» **BRIEF**:
Write out each line of the entries below that holds the word "jQuery".

Element data from apps and pages:
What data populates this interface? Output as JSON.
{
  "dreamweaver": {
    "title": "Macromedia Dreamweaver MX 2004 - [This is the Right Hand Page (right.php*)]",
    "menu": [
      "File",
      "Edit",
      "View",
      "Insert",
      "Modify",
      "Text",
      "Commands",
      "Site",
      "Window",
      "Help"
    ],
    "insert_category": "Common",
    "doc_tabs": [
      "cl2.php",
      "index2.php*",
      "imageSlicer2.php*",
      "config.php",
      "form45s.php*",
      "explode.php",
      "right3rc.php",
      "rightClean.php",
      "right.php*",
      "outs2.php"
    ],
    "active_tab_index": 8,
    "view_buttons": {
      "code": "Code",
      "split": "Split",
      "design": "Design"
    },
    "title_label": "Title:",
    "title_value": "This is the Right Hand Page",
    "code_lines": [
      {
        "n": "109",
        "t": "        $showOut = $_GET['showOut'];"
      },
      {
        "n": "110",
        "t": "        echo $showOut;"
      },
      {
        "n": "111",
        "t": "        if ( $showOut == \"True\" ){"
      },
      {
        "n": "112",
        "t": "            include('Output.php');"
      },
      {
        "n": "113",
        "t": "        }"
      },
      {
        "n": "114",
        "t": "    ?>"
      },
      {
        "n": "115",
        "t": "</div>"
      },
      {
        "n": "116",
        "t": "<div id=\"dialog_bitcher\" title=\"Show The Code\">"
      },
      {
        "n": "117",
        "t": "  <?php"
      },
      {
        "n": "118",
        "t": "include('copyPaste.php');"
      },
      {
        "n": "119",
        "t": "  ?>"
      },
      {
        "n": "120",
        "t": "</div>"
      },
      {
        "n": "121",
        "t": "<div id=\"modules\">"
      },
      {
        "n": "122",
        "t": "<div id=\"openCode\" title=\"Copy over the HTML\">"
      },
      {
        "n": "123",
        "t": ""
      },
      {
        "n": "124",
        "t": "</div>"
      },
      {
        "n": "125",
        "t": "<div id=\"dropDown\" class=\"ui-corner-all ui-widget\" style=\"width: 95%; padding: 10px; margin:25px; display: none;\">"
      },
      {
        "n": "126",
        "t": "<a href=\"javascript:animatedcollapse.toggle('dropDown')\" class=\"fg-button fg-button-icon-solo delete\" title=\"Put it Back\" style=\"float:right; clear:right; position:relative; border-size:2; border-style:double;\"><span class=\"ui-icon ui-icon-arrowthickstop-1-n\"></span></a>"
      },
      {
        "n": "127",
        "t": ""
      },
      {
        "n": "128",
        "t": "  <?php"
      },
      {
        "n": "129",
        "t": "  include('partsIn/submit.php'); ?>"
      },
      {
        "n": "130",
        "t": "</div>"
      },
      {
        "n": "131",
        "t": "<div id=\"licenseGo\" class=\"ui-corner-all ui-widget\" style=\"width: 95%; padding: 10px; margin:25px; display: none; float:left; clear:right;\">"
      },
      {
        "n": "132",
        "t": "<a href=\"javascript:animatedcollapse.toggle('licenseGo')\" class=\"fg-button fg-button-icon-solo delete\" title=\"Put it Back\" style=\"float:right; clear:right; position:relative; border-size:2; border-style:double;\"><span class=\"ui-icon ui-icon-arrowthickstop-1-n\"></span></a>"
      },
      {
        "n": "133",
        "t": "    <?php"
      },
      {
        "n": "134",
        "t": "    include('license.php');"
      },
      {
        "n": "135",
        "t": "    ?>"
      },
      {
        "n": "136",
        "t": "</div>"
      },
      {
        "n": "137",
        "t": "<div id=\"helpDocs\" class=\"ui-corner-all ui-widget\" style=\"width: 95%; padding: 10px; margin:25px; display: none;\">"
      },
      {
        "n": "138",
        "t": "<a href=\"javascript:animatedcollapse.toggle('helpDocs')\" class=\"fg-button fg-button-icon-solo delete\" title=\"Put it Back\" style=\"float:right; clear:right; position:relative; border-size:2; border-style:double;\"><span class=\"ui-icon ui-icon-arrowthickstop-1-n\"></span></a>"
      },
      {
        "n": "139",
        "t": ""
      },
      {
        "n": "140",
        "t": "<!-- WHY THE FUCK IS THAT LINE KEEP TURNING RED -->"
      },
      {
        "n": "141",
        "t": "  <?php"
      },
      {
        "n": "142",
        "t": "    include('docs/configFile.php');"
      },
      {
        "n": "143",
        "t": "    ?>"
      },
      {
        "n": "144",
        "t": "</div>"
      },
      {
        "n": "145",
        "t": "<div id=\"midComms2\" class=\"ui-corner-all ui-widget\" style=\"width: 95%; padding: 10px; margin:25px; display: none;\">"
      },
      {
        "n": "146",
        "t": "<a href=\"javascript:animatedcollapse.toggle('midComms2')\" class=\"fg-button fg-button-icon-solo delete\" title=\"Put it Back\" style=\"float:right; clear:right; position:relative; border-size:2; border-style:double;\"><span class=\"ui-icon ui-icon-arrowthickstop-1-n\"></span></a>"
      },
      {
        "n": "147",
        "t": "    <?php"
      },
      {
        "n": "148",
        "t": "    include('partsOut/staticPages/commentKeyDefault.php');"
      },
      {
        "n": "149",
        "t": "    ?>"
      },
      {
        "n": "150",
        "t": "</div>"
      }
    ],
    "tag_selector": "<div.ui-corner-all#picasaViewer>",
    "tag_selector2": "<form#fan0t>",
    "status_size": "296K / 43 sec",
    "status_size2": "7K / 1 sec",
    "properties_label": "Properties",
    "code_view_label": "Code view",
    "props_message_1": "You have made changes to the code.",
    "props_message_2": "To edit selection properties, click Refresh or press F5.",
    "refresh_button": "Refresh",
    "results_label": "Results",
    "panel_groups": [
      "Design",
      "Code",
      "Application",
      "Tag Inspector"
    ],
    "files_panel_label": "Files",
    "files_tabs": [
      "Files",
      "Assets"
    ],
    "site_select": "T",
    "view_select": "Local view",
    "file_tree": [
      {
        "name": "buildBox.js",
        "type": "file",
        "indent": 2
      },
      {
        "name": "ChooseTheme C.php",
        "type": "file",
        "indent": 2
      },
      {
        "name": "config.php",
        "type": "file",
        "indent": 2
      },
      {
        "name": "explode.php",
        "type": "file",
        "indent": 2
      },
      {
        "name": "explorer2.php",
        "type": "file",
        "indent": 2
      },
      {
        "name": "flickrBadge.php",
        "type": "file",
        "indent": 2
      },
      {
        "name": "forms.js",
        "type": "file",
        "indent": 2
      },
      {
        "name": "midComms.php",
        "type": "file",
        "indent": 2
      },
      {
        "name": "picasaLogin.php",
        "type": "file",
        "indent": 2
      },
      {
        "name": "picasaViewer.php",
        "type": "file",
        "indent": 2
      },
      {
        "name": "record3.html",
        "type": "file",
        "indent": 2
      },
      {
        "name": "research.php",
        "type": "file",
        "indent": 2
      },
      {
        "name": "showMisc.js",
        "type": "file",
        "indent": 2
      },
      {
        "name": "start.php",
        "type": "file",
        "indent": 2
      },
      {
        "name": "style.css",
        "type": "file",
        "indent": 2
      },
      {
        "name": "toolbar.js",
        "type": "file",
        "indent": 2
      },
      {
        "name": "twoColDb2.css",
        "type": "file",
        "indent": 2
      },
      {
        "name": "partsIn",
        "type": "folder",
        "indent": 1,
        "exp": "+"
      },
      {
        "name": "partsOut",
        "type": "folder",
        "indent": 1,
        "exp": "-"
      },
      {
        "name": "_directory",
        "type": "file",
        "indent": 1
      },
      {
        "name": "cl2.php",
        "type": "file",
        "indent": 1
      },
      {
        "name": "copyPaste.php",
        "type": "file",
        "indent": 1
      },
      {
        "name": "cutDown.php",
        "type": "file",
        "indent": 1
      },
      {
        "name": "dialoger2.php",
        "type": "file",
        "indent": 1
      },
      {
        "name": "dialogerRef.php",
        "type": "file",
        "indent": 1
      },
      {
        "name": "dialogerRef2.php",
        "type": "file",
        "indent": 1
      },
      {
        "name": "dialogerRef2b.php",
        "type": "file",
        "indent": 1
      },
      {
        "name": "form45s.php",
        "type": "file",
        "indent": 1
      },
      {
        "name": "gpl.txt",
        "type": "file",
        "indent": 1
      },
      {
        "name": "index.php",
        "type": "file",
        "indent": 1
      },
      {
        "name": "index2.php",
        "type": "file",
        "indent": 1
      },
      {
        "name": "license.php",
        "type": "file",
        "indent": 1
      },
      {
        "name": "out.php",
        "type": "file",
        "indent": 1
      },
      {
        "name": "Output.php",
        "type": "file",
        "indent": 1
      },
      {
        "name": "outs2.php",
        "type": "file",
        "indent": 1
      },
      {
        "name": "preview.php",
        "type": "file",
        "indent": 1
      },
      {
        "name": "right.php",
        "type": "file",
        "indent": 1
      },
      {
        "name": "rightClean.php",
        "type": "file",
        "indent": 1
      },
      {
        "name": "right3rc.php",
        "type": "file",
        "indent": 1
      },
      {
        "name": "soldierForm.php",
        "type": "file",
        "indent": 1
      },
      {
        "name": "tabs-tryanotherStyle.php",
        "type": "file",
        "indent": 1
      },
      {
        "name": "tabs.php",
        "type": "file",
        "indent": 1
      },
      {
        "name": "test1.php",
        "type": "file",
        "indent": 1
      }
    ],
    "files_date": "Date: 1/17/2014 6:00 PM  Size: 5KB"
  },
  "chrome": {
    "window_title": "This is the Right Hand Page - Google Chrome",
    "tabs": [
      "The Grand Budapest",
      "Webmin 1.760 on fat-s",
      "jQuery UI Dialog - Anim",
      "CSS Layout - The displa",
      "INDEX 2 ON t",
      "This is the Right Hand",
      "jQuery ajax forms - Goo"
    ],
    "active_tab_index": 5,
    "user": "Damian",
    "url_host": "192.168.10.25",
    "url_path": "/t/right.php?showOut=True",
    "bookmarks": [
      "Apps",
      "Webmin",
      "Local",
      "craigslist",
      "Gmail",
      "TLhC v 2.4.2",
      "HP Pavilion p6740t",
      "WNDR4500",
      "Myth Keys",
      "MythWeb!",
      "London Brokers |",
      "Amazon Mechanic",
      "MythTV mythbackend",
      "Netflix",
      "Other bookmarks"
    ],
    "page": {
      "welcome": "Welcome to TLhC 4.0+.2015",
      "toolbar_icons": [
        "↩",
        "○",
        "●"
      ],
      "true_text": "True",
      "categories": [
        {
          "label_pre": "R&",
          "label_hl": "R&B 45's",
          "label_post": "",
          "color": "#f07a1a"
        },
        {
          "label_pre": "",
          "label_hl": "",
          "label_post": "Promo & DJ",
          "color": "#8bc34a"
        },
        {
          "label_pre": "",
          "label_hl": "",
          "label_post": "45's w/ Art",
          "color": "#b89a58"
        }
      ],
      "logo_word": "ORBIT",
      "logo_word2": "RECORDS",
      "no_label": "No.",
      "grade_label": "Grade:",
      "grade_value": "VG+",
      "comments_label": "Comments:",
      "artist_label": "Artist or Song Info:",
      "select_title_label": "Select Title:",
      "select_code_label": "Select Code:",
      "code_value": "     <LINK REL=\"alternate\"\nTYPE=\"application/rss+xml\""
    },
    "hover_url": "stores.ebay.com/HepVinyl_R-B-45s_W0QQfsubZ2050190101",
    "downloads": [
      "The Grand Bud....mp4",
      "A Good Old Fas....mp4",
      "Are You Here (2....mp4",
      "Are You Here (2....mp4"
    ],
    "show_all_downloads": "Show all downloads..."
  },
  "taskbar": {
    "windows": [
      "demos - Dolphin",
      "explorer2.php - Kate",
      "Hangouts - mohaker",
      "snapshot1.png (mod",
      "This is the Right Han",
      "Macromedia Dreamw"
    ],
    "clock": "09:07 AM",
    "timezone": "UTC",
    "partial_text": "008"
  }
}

» **SOLVED EXERCISE**:
      "jQuery UI Dialog - Anim",
      "jQuery ajax forms - Goo"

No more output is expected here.